Uranus' Hidden Polar Cyclone Reveals

Uranus' Hidden Polar Cyclone Reveals
Uranus' Hidden Polar Cyclone Reveals - Credits: NASA/JPL-Caltech (left) and NASA/JPL-Caltech/VLA (right)

Microwave measurements provide a window into the atmospheric processes of this strange seventh planet. Uranus doesn't look like much when compared to Jupiter's irregular, turbulent surface and Saturn's beautiful lines and unique rings. The featureless pale blue orb in the upper left image captured by Voyager 2 as it passed by the ice giant in 1986 didn't quite impress the public. Fortunately, there was no shortage of information about the rings and moons of Uranian to grab everyone's attention.

However, it turns out that being “boring” is only up to a point. Uranus' thick layer of high-altitude methane clouds can be seen in a visible-light photograph taken by Voyager 2. Researchers can explore deeper into objects by photographing at longer wavelengths, and have discovered that Uranus is more complex than it might seem at first glance.

Alex Akins of Caltech and his colleagues used the Very Large Array, consisting of 0,7 radio dishes spread over tens of kilometers across the high plains of New Mexico, to scan Uranus at wavelengths ranging from 5 cm to 28 cm. They also discovered a clearly visible cyclone churning around the planet's north pole.

There are polar cyclones on Earth. They have also been seen on every planet with an atmosphere in the solar system, including Jupiter, Venus, and Venus. The significance of the new observation stems from the unique orbital geometry of Uranus. Unlike most other planets whose spin axes are at least somewhat in line with their orbital axes, Uranus appears to be tilted with its poles alternately pointing directly at the Sun.

As a result, Uranus defies a basic rule of local climate on Earth, which states that the poles are colder than the equator because they receive less direct sunlight.

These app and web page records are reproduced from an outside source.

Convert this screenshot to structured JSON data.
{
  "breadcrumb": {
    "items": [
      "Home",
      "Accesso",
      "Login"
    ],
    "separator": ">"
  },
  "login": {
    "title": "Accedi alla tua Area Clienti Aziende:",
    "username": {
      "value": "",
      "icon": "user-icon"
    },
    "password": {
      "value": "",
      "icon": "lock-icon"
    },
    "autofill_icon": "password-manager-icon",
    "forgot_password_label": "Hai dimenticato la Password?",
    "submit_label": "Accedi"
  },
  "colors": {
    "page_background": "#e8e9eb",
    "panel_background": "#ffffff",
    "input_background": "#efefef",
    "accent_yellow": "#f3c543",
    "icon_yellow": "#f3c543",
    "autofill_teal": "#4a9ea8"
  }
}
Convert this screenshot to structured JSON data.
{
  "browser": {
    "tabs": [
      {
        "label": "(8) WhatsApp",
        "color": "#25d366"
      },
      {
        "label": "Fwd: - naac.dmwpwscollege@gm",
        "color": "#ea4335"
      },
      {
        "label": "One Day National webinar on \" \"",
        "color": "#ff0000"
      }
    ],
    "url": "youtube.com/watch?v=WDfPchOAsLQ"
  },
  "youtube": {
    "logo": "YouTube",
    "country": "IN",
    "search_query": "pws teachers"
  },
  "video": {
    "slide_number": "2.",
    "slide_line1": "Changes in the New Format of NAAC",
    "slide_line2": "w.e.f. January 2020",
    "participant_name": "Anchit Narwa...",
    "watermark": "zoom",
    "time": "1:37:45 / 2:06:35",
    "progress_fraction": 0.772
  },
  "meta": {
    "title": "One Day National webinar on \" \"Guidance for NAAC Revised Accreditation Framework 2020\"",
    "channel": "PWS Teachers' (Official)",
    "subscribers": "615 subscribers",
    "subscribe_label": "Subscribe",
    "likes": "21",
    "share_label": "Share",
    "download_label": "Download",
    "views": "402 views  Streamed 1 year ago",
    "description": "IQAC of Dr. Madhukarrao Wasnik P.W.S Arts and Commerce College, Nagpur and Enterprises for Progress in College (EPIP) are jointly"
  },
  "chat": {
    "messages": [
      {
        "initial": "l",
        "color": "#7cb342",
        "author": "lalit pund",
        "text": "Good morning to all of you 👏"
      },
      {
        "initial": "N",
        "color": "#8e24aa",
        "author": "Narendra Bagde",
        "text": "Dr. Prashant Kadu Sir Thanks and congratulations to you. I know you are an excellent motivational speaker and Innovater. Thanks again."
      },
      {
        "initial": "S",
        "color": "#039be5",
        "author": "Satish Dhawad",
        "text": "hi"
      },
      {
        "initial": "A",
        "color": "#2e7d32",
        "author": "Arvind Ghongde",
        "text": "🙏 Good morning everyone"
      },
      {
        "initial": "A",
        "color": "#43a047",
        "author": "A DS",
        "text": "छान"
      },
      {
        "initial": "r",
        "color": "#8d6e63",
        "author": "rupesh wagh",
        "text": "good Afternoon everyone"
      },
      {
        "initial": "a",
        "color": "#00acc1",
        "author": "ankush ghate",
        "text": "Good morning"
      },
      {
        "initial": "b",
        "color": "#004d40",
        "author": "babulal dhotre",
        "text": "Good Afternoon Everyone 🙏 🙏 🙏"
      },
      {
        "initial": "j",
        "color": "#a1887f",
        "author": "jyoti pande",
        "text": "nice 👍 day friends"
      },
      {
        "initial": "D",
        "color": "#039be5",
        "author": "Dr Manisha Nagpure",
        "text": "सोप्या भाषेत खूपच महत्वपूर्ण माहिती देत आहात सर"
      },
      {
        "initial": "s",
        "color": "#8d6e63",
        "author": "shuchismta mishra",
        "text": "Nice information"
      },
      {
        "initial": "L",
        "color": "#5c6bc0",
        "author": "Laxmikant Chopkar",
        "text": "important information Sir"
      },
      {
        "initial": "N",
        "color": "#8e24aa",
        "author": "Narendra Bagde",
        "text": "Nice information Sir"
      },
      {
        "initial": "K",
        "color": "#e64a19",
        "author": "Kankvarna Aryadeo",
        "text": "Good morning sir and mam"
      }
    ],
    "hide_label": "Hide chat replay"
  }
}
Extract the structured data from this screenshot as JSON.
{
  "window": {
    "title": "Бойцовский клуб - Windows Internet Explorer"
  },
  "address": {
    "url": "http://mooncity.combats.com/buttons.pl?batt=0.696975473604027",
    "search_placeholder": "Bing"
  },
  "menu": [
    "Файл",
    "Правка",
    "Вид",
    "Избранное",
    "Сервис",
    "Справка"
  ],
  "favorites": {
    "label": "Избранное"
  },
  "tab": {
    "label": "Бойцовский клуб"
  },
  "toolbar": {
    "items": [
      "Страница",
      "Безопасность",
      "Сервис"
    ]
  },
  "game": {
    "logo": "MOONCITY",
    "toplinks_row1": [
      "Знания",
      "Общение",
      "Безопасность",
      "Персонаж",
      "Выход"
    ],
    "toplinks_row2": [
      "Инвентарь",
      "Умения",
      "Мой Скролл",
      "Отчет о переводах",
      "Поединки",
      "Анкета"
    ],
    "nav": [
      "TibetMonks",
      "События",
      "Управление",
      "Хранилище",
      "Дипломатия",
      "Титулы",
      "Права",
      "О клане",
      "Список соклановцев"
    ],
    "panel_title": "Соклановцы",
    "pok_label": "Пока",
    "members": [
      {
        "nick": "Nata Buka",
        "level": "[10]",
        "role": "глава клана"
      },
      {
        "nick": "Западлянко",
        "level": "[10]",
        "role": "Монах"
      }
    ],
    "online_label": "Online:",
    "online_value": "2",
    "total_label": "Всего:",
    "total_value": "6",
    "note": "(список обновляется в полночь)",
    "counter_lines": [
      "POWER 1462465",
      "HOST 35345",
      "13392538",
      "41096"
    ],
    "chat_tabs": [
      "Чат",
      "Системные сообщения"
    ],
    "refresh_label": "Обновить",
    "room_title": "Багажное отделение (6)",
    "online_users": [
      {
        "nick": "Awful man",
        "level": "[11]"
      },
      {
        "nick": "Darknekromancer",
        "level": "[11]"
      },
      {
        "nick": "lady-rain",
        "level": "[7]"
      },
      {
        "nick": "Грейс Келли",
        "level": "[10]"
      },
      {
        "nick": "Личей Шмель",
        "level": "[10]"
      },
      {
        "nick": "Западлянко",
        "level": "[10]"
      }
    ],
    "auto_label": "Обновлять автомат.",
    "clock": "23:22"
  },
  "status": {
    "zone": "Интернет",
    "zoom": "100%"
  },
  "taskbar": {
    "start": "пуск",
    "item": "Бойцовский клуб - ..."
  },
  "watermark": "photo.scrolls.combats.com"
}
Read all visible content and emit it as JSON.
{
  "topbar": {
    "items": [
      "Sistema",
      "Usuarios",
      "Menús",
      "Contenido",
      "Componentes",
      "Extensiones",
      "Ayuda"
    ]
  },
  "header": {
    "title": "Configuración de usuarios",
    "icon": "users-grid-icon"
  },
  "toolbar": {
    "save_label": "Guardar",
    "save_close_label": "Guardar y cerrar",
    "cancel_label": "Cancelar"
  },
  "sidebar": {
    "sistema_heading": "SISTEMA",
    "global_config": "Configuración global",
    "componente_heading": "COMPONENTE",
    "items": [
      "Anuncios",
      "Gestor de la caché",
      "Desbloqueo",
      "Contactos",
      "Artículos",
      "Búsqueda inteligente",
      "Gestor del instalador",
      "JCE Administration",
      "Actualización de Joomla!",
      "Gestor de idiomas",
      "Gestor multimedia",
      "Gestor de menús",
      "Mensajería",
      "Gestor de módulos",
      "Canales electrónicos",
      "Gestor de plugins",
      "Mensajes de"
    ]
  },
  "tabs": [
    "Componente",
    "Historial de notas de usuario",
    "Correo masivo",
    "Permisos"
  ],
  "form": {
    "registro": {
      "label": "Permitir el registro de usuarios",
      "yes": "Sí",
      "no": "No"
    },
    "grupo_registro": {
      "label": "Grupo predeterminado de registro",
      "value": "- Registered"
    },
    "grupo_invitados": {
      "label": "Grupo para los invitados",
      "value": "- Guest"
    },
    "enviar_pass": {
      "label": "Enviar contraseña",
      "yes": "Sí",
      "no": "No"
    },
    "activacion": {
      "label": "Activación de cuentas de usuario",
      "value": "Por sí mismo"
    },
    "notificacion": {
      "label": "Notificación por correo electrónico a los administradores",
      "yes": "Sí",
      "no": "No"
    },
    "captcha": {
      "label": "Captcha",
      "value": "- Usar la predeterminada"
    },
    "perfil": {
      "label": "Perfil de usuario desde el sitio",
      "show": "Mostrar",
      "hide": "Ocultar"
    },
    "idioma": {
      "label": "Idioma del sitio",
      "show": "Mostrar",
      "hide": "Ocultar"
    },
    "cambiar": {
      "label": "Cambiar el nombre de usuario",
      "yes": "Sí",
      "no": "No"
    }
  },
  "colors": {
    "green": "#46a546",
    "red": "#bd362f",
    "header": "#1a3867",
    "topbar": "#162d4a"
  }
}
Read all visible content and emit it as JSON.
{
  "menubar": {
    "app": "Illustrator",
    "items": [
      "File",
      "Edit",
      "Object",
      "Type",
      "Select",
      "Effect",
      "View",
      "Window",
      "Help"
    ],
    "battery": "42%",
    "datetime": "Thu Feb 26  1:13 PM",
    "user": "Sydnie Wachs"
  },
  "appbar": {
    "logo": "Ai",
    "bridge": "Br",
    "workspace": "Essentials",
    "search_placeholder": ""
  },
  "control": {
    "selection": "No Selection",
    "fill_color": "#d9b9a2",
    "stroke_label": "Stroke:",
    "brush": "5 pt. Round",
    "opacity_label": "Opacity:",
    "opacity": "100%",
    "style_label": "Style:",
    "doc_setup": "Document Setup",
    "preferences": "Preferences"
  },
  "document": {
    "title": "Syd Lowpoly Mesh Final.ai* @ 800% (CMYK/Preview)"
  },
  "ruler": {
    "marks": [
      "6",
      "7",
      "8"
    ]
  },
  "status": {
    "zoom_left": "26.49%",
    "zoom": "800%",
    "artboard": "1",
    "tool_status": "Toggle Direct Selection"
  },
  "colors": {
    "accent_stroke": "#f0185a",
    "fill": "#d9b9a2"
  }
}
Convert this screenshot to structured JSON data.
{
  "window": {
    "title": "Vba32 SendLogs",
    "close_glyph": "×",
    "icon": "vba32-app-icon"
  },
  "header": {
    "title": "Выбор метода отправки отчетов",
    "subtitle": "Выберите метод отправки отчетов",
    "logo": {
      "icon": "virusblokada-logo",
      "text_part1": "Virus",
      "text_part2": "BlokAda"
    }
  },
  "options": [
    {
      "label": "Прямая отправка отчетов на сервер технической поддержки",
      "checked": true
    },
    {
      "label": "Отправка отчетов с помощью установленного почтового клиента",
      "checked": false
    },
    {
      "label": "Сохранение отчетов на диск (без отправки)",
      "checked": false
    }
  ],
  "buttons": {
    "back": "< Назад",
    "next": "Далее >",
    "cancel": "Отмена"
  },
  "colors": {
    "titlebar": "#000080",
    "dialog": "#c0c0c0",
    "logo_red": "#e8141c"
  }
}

It is unclear how this distinction affects or should affect atmospheric circulation.

Uranus's ability to be observed by astronomers is also affected by its orbital configuration. No spacecraft other than Voyager 2 has visited the planet, and terrestrial observatories can only see the side illuminated by the Sun. Thus, each pole of Uranus spends 84 years completely out of sight during its 42 Earth-year orbit. The last Uranian equinox occurred in 2007, and the north pole is visible from Earth for the first time since 1965 in the current northern hemisphere spring.

It's also the first opportunity to get a proper look at both poles since the south pole disappeared in the late 1990s and early 2000s.

These decades saw significant advances in microwave astronomy, particularly the Very Large Array, which received a significant upgrade in 2012. Thus, the north polar region is more deeply depicted in recent photographs of Uranus; one of them is shown above right.

It is nothing new to see a sizable bright patch to the right of the image, which corresponds to latitudes roughly north of 45°. It has long been known that the yet unexplained interplay of pressure, temperature, and chemical composition causes both poles of Uranus to shine brighter than its equator at long wavelengths.

A new feature is that the bright spot directly at the pole is surrounded by a slightly darker collar. The researchers conclude that these features are due to the temperature-pressure pattern of the core of the polar cyclone, similar to the eye of a hurricane on land.

The dynamics of the uranium atmosphere are still largely unexplored. But watching the cyclone as northern spring turns into summer may reveal important new insights into how a polar atmosphere that has spent 42 years in darkness works. Akins and his colleagues have already noticed signs that the cyclone may have strengthened during its time on the Sun, though it's too early to say for sure.

Source: Physics Today – Johanna L. Miller

📩 20/06/2023 17:15